AIM OF THE TASK — Which lines in the records below contain the word "Роман"? Copy each one out.

DATA TO EXAMINE —
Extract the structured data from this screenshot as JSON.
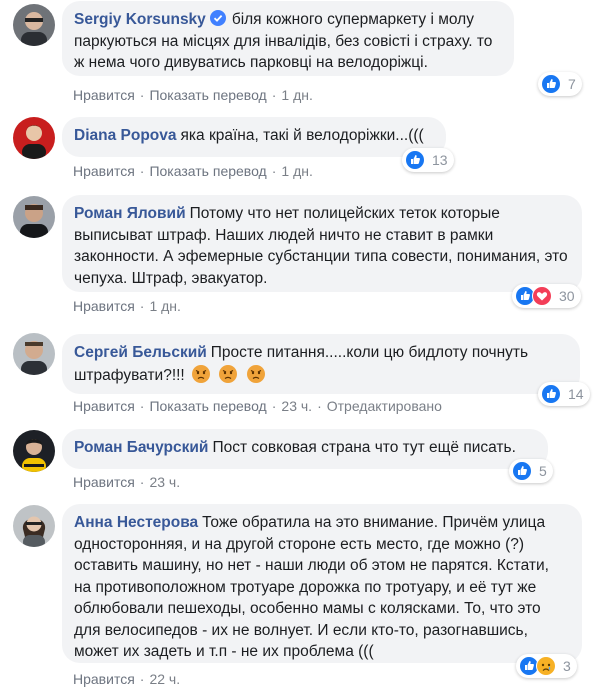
{
  "comments": [
    {
      "author": "Sergiy Korsunsky",
      "verified": true,
      "text": "біля кожного супермаркету і молу паркуються на місцях для інвалідів, без совісті і страху. то ж нема чого дивуватись парковці на велодоріжці.",
      "actions": {
        "like": "Нравится",
        "translate": "Показать перевод",
        "time": "1 дн."
      },
      "reactions": {
        "icons": [
          "like-icon"
        ],
        "count": "7"
      }
    },
    {
      "author": "Diana Popova",
      "text": "яка країна, такі й велодоріжки...(((",
      "actions": {
        "like": "Нравится",
        "translate": "Показать перевод",
        "time": "1 дн."
      },
      "reactions": {
        "icons": [
          "like-icon"
        ],
        "count": "13"
      }
    },
    {
      "author": "Роман Яловий",
      "text": "Потому что нет полицейских теток которые выписыват штраф. Наших людей ничто не ставит в рамки законности. А эфемерные субстанции типа совести, понимания, это чепуха. Штраф, эвакуатор.",
      "actions": {
        "like": "Нравится",
        "time": "1 дн."
      },
      "reactions": {
        "icons": [
          "like-icon",
          "love-icon"
        ],
        "count": "30"
      }
    },
    {
      "author": "Сергей Бельский",
      "text": "Просте питання.....коли цю бидлоту почнуть штрафувати?!!!",
      "emoji": [
        "angry-face-icon",
        "angry-face-icon",
        "angry-face-icon"
      ],
      "actions": {
        "like": "Нравится",
        "translate": "Показать перевод",
        "time": "23 ч.",
        "edited": "Отредактировано"
      },
      "reactions": {
        "icons": [
          "like-icon"
        ],
        "count": "14"
      }
    },
    {
      "author": "Роман Бачурский",
      "text": "Пост совковая страна что тут ещё писать.",
      "actions": {
        "like": "Нравится",
        "time": "23 ч."
      },
      "reactions": {
        "icons": [
          "like-icon"
        ],
        "count": "5"
      }
    },
    {
      "author": "Анна Нестерова",
      "text": "Тоже обратила на это внимание. Причём улица односторонняя, и на другой стороне есть место, где можно (?) оставить машину, но нет - наши люди об этом не парятся. Кстати, на противоположном тротуаре дорожка по тротуару, и её тут же облюбовали пешеходы, особенно мамы с колясками. То, что это для велосипедов - их не волнует. И если кто-то, разогнавшись, может их задеть и т.п - не их проблема (((",
      "actions": {
        "like": "Нравится",
        "time": "22 ч."
      },
      "reactions": {
        "icons": [
          "like-icon",
          "sad-icon"
        ],
        "count": "3"
      }
    }
  ],
  "colors": {
    "link": "#385898",
    "bubble": "#f2f3f5",
    "like": "#1877f2",
    "love": "#f33e58"
  }
}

WRITTEN RESPONSE —
      "author": "Роман Яловий",
      "author": "Роман Бачурский",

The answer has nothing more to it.